The newsletter—which is now a quarterly motivational tool sent to the entire school district—is one of the ways Dr. Daisy-Etienne and her staff meet the clinic’s mission to provide therapy to children in kindergarten through 12th grade and their families within the Hempstead community. Since Fall 2019, the clinic has been based at the Hempstead middle school but online telehealth has been implemented since March 2020 to ensure the safety of the doctoral students and patients within the community.
Another mission of the clinic is to work with the doctoral students and postdoctoral students at the Gordon F. Derner School of Psychology. The current number of students doing the externship at the clinic to obtain clinical training has increased from five in 2020 to 12 in 2021, with 14 enrolled for this school year. In addition, this fall, students from the School of Social Work will be providing case management and therapy. Dr. Daisy-Etienne, who is also an adjunct professor at Derner, said the students are interested in working with the community.
“It’s a challenging population because there’s a lot of guardedness and a lot of trauma within the community. One of the things we want to do is train the doctoral students and the social workers in the school district in mentalization-based therapy, an evidence-based psychodynamic treatment, so they can, in turn, help students to improve their self-regulation,” she said. Ionas Sapountzis, PhD, associate professor at Derner, provides training in mentalization during the case conferences, which is a place where the students are taught to apply the skills that they are learning.

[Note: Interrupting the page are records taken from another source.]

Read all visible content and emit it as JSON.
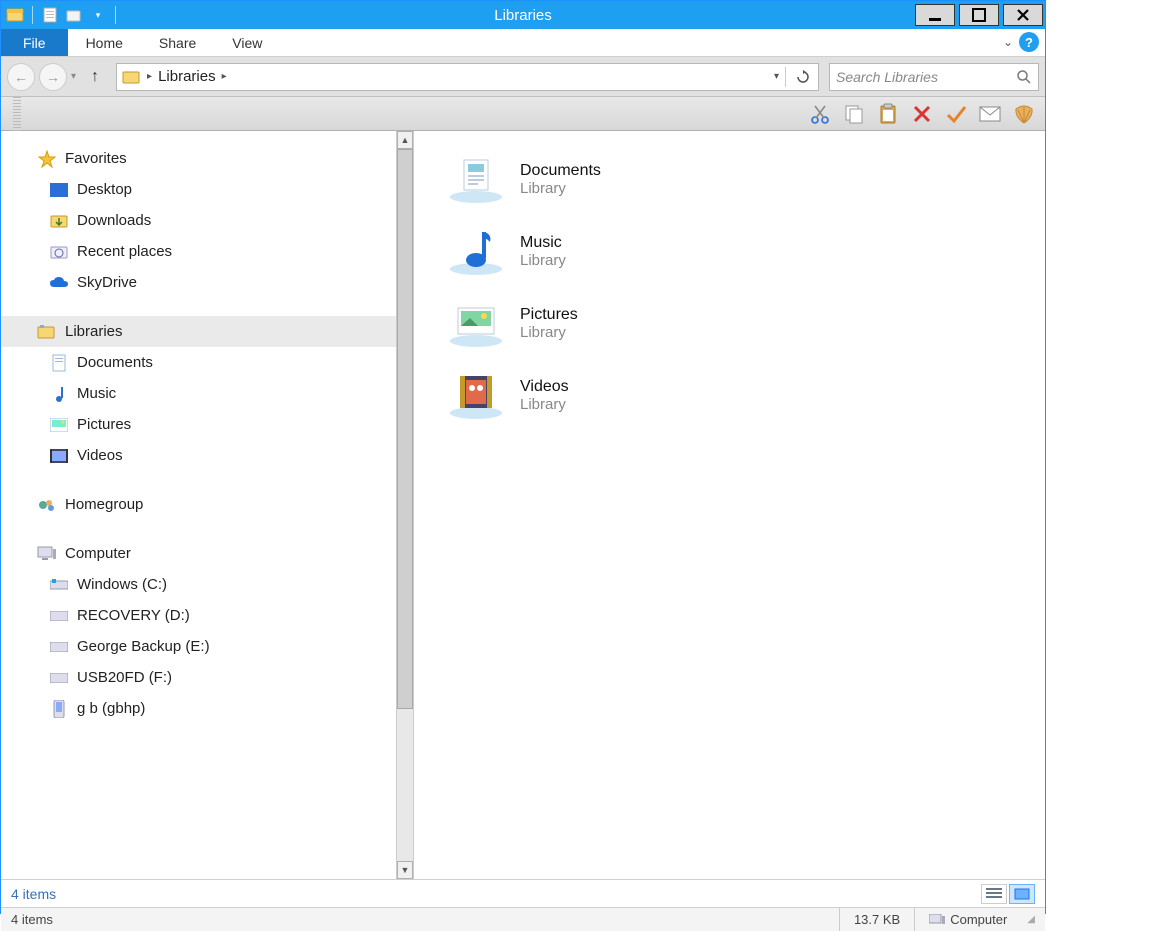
{
  "window": {
    "title": "Libraries"
  },
  "ribbon": {
    "file": "File",
    "tabs": [
      "Home",
      "Share",
      "View"
    ]
  },
  "address": {
    "location": "Libraries",
    "search_placeholder": "Search Libraries"
  },
  "nav": {
    "favorites": {
      "label": "Favorites",
      "items": [
        "Desktop",
        "Downloads",
        "Recent places",
        "SkyDrive"
      ]
    },
    "libraries": {
      "label": "Libraries",
      "items": [
        "Documents",
        "Music",
        "Pictures",
        "Videos"
      ]
    },
    "homegroup": {
      "label": "Homegroup"
    },
    "computer": {
      "label": "Computer",
      "items": [
        "Windows (C:)",
        "RECOVERY (D:)",
        "George Backup (E:)",
        "USB20FD (F:)",
        "g b (gbhp)"
      ]
    }
  },
  "content": {
    "items": [
      {
        "name": "Documents",
        "type": "Library"
      },
      {
        "name": "Music",
        "type": "Library"
      },
      {
        "name": "Pictures",
        "type": "Library"
      },
      {
        "name": "Videos",
        "type": "Library"
      }
    ]
  },
  "status": {
    "count_label": "4 items",
    "count_label2": "4 items",
    "size": "13.7 KB",
    "location": "Computer"
  }
}
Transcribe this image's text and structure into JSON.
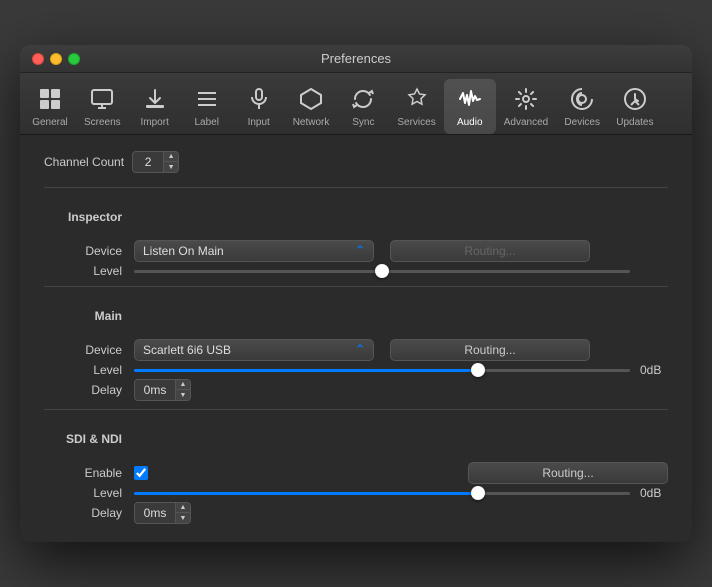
{
  "window": {
    "title": "Preferences"
  },
  "toolbar": {
    "items": [
      {
        "id": "general",
        "label": "General",
        "icon": "⊞"
      },
      {
        "id": "screens",
        "label": "Screens",
        "icon": "🖥"
      },
      {
        "id": "import",
        "label": "Import",
        "icon": "⬇"
      },
      {
        "id": "label",
        "label": "Label",
        "icon": "≡"
      },
      {
        "id": "input",
        "label": "Input",
        "icon": "🎙"
      },
      {
        "id": "network",
        "label": "Network",
        "icon": "⬡"
      },
      {
        "id": "sync",
        "label": "Sync",
        "icon": "↺"
      },
      {
        "id": "services",
        "label": "Services",
        "icon": "🔑"
      },
      {
        "id": "audio",
        "label": "Audio",
        "icon": "〜"
      },
      {
        "id": "advanced",
        "label": "Advanced",
        "icon": "⚙"
      },
      {
        "id": "devices",
        "label": "Devices",
        "icon": "📡"
      },
      {
        "id": "updates",
        "label": "Updates",
        "icon": "⬇"
      }
    ],
    "active": "audio"
  },
  "content": {
    "channel_count_label": "Channel Count",
    "channel_count_value": "2",
    "inspector_section": "Inspector",
    "inspector_device_label": "Device",
    "inspector_device_value": "Listen On Main",
    "inspector_level_label": "Level",
    "inspector_routing_label": "Routing...",
    "inspector_routing_disabled": true,
    "main_section": "Main",
    "main_device_label": "Device",
    "main_device_value": "Scarlett 6i6 USB",
    "main_level_label": "Level",
    "main_level_value": "0dB",
    "main_routing_label": "Routing...",
    "main_delay_label": "Delay",
    "main_delay_value": "0ms",
    "sdi_section": "SDI & NDI",
    "sdi_enable_label": "Enable",
    "sdi_level_label": "Level",
    "sdi_level_value": "0dB",
    "sdi_routing_label": "Routing...",
    "sdi_delay_label": "Delay",
    "sdi_delay_value": "0ms"
  }
}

In May, to help the doctoral students process some of the difficult trauma cases they were experiencing due to the impact of COVID on the Hempstead community, Dr. Daisy-Etienne initiated two-hour, weekly case conferences. “These have also been valuable during this challenging year for postdoc students and doctoral students in training,” she said.
Another initiative she introduced in March 2020 was to offer individual telehealth therapy via Zoom for school-aged children as well as a virtual parent support group, individual therapy for parents, and parent and student workshops. The clinic has been treating 75 children and five parents who did individual therapy and a few who did group therapy. “Compared to previous years, where we had no parent involvement, that was huge for us to be able to tap into a community that’s very guarded,” Dr. Daisy-Etienne said.
Throughout the pandemic, Dr. Daisy-Etienne said the Adelphi students “have been highly motivated to engage our students and have been instrumental and creative in terms of finding ways to do play therapy online.”
Clinical measures have been used at the clinic to assess symptoms and progress. Dr. Vaughans implemented the Behavior Assessment System for Children, third edition (BASC-3), in Fall 2019, a measure that assesses emotional and behavioral symptoms. Since then, Drs. Vaughans and Daisy-Etienne have implemented the Reflective Functioning Questionnaire (RFQ), to assess mentalization and self-regulation, and the Adverse Childhood Experiences (ACE) screening, which is requested for both the parent/guardian and child to assess intergenerational trauma.
“The RFQ assesses reflective functioning or mentalizing, which refers to our capacity to understand the mental states of ourselves and others, such as feelings, desires and attitudes. This fall, we hope to begin research with the data we have collected from the measures,” Dr. Daisy-Etienne said.
The goal is to both determine how to provide better services to the community at large, as well as open the door to having doctoral students use the data for their research—two more ways she said the clinic is meeting its original mission.
“One of the reasons that Dr. Vaughans founded this clinic was because kindergartners were getting suspended or expelled from school, and he wanted to make sure that they and their parents have the tools to help the students to regulate their emotions better so they’re not breaking school rules,” she said, adding that Jacques Barber, PhD, dean of the Gordon F. Derner School of Psychology, has supported and advocated for the clinic from day one. “I’m really happy to be a part of the clinic—especially during this challenging year—and to help Dr. Vaughans’ vision come to fruition and continue to grow.”